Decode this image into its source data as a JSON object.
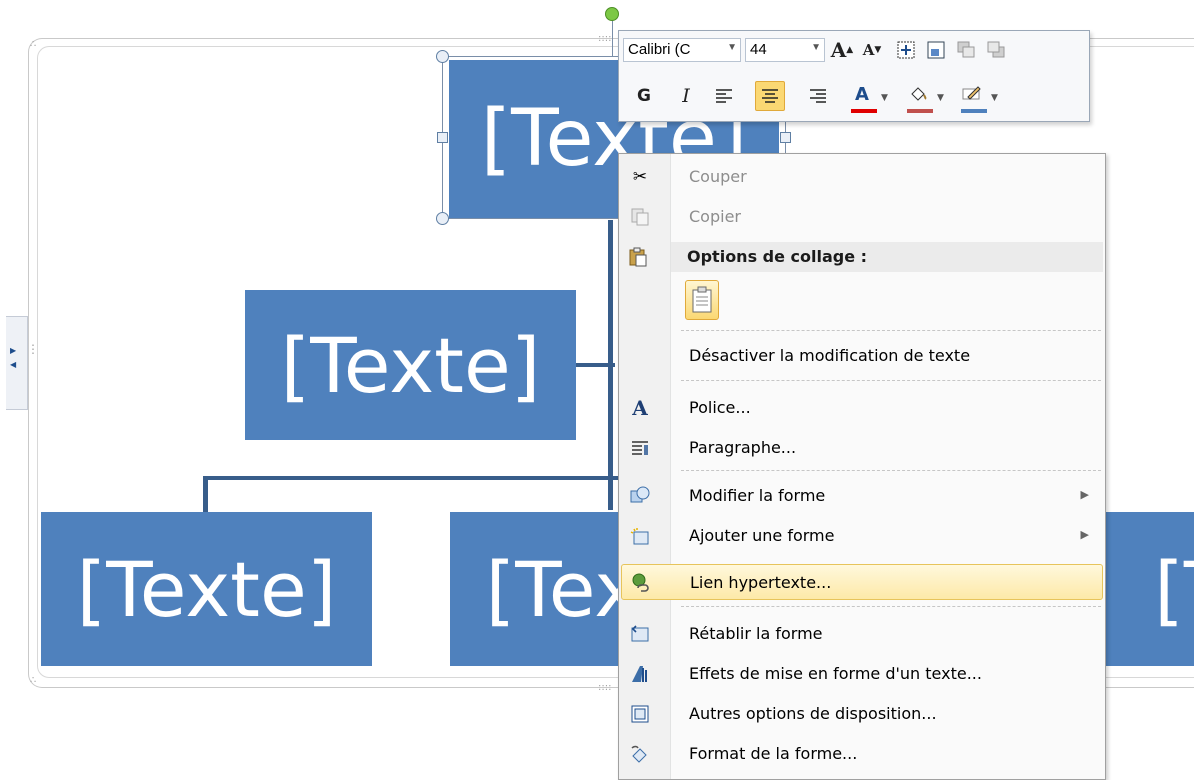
{
  "smartart": {
    "boxes": {
      "top": "[Texte]",
      "assistant": "[Texte]",
      "bottom_left": "[Texte]",
      "bottom_middle": "[Texte]",
      "bottom_right": "[Texte]"
    }
  },
  "mini_toolbar": {
    "font_name": "Calibri (C",
    "font_size": "44",
    "bold_label": "G",
    "italic_label": "I",
    "active_button": "align-center"
  },
  "context_menu": {
    "items": [
      {
        "label": "Couper",
        "icon": "scissors-icon",
        "enabled": false
      },
      {
        "label": "Copier",
        "icon": "copy-icon",
        "enabled": false
      },
      {
        "label": "Options de collage :",
        "icon": "paste-icon",
        "header": true
      },
      {
        "label": "Désactiver la modification de texte"
      },
      {
        "label": "Police...",
        "icon": "font-icon"
      },
      {
        "label": "Paragraphe...",
        "icon": "paragraph-icon"
      },
      {
        "label": "Modifier la forme",
        "icon": "change-shape-icon",
        "submenu": true
      },
      {
        "label": "Ajouter une forme",
        "icon": "add-shape-icon",
        "submenu": true
      },
      {
        "label": "Lien hypertexte...",
        "icon": "hyperlink-icon",
        "highlighted": true
      },
      {
        "label": "Rétablir la forme",
        "icon": "reset-shape-icon"
      },
      {
        "label": "Effets de mise en forme d'un texte...",
        "icon": "text-effects-icon"
      },
      {
        "label": "Autres options de disposition...",
        "icon": "layout-options-icon"
      },
      {
        "label": "Format de la forme...",
        "icon": "format-shape-icon"
      }
    ]
  },
  "colors": {
    "box_fill": "#4f81bd",
    "connector": "#385d8a",
    "highlight": "#fde9a8",
    "font_color_red": "#e00000"
  }
}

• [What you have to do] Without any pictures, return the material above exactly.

• [Task response]
Decode this image into its source data as a JSON object.
{
  "smartart": {
    "boxes": {
      "top": "[Texte]",
      "assistant": "[Texte]",
      "bottom_left": "[Texte]",
      "bottom_middle": "[Texte]",
      "bottom_right": "[Texte]"
    }
  },
  "mini_toolbar": {
    "font_name": "Calibri (C",
    "font_size": "44",
    "bold_label": "G",
    "italic_label": "I",
    "active_button": "align-center"
  },
  "context_menu": {
    "items": [
      {
        "label": "Couper",
        "icon": "scissors-icon",
        "enabled": false
      },
      {
        "label": "Copier",
        "icon": "copy-icon",
        "enabled": false
      },
      {
        "label": "Options de collage :",
        "icon": "paste-icon",
        "header": true
      },
      {
        "label": "Désactiver la modification de texte"
      },
      {
        "label": "Police...",
        "icon": "font-icon"
      },
      {
        "label": "Paragraphe...",
        "icon": "paragraph-icon"
      },
      {
        "label": "Modifier la forme",
        "icon": "change-shape-icon",
        "submenu": true
      },
      {
        "label": "Ajouter une forme",
        "icon": "add-shape-icon",
        "submenu": true
      },
      {
        "label": "Lien hypertexte...",
        "icon": "hyperlink-icon",
        "highlighted": true
      },
      {
        "label": "Rétablir la forme",
        "icon": "reset-shape-icon"
      },
      {
        "label": "Effets de mise en forme d'un texte...",
        "icon": "text-effects-icon"
      },
      {
        "label": "Autres options de disposition...",
        "icon": "layout-options-icon"
      },
      {
        "label": "Format de la forme...",
        "icon": "format-shape-icon"
      }
    ]
  },
  "colors": {
    "box_fill": "#4f81bd",
    "connector": "#385d8a",
    "highlight": "#fde9a8",
    "font_color_red": "#e00000"
  }
}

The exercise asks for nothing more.